TASK INPUTS START

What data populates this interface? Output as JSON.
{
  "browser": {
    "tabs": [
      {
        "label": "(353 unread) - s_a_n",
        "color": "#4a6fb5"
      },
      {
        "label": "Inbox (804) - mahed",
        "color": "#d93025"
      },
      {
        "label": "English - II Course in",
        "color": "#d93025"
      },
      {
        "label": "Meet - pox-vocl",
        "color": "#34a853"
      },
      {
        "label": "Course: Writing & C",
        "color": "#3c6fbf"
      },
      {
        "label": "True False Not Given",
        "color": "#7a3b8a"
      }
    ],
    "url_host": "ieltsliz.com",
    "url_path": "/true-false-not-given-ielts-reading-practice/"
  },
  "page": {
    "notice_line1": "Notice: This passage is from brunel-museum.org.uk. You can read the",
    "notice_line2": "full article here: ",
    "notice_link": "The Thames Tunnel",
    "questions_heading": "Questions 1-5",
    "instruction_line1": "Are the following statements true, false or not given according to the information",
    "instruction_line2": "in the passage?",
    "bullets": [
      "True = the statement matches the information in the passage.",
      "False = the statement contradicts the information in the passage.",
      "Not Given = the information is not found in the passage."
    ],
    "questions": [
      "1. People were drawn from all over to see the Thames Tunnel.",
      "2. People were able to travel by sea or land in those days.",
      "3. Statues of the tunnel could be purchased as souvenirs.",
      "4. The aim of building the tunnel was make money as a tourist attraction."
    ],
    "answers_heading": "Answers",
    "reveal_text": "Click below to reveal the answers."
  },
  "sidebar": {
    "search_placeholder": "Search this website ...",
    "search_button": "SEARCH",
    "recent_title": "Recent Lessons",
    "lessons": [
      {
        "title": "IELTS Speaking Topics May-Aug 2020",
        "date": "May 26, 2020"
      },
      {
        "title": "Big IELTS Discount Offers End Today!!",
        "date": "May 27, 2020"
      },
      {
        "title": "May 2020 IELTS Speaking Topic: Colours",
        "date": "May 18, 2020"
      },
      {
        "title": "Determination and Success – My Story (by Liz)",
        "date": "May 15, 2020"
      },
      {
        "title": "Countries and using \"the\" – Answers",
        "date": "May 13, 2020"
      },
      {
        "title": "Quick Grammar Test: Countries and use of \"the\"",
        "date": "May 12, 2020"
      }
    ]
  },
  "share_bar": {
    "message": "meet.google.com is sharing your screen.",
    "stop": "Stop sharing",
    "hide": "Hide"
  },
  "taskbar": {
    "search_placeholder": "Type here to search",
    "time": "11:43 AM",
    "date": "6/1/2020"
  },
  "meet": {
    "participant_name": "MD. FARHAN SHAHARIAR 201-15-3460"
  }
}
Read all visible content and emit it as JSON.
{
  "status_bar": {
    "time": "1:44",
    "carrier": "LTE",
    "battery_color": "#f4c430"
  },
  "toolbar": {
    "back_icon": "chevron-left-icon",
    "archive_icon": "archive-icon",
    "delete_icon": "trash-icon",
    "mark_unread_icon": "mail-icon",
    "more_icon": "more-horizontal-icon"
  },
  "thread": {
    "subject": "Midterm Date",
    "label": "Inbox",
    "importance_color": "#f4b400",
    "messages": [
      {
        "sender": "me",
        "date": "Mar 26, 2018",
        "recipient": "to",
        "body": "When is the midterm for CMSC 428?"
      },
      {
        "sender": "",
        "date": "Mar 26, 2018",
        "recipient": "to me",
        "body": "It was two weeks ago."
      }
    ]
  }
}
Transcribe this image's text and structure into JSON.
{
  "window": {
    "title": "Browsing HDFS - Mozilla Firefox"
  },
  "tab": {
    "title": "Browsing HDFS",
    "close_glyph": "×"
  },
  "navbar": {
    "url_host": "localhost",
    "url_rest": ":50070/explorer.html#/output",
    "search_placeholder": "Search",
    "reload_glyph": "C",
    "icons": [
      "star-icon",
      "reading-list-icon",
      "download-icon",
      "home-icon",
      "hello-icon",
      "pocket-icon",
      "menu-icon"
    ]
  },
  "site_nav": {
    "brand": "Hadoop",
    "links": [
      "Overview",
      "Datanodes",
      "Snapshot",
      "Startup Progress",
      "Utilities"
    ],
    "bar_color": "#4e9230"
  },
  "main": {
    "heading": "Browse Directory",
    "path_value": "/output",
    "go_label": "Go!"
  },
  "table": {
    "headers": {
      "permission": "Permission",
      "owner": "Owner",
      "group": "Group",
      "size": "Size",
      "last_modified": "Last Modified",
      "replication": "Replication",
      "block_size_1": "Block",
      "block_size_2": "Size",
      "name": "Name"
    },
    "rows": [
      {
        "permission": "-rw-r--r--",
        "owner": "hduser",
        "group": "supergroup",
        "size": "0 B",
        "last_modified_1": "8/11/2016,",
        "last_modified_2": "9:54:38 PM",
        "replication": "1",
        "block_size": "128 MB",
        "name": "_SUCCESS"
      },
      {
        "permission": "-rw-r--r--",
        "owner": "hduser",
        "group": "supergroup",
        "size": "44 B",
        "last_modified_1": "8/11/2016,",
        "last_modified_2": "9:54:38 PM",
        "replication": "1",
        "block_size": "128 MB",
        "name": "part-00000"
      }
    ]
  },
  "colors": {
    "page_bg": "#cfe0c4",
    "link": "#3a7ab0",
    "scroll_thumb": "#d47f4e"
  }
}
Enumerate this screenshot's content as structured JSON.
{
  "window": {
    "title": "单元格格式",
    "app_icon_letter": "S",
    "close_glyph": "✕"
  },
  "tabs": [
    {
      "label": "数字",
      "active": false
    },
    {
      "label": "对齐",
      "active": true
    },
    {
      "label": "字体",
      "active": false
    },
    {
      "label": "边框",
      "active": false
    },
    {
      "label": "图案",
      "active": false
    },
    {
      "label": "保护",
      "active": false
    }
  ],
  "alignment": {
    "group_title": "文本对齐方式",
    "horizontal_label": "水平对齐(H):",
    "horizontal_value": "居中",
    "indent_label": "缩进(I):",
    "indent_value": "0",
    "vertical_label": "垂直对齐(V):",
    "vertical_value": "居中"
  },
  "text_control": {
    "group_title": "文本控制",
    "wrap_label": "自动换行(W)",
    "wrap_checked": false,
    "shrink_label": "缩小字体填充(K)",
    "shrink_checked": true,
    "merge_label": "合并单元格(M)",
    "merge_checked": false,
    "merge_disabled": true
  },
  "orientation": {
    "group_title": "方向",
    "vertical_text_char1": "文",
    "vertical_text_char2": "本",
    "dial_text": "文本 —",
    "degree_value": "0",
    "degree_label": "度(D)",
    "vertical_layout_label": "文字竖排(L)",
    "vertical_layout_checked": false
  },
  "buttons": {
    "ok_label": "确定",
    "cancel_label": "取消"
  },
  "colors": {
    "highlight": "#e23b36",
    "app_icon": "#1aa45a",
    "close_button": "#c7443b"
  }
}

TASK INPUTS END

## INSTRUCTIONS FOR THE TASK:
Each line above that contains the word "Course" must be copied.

## SOLUTION TO THIS PROBLEM:
        "label": "English - II Course in",
        "label": "Course: Writing & C",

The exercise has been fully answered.